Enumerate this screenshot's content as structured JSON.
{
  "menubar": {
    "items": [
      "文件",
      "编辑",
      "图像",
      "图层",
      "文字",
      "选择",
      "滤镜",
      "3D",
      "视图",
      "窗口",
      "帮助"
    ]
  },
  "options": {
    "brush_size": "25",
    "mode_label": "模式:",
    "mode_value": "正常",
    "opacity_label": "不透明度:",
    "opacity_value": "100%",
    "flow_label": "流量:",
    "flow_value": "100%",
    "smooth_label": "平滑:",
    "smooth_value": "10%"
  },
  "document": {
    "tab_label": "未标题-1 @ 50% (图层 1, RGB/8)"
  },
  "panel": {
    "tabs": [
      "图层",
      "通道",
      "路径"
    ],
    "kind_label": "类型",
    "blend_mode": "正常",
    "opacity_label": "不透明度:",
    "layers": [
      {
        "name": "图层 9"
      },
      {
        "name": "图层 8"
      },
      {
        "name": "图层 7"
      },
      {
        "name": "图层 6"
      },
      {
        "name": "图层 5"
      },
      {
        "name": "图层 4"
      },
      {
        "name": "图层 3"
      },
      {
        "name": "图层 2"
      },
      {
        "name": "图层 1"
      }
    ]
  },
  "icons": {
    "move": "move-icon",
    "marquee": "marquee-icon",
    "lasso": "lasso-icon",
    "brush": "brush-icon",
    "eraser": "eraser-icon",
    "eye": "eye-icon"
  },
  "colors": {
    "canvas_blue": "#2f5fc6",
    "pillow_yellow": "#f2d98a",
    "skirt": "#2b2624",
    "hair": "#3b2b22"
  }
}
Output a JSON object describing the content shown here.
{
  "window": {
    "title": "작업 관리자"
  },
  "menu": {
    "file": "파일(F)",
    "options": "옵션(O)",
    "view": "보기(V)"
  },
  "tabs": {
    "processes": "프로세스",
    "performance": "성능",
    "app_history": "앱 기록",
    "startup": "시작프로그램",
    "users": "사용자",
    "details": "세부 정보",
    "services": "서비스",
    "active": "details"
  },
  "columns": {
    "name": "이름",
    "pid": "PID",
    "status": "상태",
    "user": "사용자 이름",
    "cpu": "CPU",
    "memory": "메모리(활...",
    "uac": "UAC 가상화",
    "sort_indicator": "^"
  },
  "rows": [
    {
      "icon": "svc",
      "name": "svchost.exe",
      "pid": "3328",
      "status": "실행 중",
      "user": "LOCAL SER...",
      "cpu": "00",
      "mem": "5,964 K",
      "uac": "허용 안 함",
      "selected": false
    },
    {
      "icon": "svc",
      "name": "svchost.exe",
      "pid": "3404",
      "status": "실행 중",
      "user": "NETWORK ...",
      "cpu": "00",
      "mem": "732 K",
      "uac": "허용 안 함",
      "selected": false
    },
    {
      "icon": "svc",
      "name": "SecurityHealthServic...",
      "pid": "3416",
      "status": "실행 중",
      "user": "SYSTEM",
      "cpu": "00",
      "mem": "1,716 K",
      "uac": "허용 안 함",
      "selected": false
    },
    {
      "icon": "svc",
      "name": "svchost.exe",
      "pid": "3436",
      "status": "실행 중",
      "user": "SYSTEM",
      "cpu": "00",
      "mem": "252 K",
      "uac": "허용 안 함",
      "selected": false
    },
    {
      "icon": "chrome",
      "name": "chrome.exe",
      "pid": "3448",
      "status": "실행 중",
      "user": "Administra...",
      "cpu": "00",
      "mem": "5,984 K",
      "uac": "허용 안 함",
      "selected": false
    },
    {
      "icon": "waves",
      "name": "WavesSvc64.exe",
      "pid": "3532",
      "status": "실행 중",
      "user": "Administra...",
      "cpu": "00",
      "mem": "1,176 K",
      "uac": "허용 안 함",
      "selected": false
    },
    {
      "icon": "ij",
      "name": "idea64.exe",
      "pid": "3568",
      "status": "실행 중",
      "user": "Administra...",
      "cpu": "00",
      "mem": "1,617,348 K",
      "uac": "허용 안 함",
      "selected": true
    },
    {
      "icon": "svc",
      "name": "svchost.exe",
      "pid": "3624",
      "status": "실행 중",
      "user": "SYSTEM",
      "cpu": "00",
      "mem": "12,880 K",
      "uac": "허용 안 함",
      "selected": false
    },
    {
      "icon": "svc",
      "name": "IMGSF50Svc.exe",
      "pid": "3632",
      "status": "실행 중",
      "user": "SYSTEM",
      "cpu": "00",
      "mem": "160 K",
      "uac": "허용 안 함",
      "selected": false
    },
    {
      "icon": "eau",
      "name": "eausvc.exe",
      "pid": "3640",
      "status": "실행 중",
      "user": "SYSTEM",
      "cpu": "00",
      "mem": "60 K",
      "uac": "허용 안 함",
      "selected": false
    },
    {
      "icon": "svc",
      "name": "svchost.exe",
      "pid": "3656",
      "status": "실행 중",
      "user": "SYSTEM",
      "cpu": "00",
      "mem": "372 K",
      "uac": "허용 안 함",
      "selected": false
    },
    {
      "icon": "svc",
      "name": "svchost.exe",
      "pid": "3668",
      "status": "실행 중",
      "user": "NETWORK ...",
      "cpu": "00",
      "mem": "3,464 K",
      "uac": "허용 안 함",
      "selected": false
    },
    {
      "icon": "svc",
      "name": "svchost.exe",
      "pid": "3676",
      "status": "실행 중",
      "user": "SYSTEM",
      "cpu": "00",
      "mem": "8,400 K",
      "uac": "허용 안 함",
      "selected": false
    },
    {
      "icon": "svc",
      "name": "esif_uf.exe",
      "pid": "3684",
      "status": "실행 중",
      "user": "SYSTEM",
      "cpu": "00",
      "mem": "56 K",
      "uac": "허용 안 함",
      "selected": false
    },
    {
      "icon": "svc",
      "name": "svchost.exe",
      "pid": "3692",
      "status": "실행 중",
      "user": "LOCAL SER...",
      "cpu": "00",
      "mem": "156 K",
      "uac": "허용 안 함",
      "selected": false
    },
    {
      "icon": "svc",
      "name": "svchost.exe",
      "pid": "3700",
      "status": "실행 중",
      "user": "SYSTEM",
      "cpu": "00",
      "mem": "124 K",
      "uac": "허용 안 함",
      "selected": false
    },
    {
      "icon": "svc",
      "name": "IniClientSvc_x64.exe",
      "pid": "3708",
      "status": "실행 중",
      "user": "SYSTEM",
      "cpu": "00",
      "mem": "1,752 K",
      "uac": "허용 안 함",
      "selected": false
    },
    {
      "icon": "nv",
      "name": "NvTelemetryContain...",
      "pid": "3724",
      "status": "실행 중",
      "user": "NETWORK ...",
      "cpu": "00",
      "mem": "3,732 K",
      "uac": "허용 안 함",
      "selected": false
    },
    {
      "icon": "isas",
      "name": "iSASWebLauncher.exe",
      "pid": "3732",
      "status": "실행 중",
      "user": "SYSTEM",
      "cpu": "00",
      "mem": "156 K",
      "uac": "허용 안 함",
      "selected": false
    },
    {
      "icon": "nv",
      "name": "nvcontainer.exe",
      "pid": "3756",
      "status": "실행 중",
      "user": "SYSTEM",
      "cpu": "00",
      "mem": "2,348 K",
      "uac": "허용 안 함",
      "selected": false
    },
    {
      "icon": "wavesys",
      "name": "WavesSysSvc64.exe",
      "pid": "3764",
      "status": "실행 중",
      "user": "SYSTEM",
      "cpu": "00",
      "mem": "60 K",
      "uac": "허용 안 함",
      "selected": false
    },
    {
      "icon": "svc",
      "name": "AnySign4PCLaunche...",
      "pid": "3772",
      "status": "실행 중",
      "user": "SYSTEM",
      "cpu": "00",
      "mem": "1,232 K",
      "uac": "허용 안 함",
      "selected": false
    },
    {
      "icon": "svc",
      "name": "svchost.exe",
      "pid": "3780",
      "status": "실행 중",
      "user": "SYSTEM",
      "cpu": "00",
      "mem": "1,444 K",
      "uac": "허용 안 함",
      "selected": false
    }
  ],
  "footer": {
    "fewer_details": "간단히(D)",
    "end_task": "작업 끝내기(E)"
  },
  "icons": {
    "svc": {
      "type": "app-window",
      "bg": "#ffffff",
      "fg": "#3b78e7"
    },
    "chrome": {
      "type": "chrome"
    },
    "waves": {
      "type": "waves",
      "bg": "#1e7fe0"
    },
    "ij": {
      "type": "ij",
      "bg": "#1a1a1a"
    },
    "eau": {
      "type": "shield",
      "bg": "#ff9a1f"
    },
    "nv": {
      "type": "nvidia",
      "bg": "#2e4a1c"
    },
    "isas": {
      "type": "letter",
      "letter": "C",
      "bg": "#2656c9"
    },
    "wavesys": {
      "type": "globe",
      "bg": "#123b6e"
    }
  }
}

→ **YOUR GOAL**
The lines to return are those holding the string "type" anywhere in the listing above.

→ **WRITTEN ANSWER**
      "type": "app-window",
      "type": "chrome"
      "type": "waves",
      "type": "ij",
      "type": "shield",
      "type": "nvidia",
      "type": "letter",
      "type": "globe",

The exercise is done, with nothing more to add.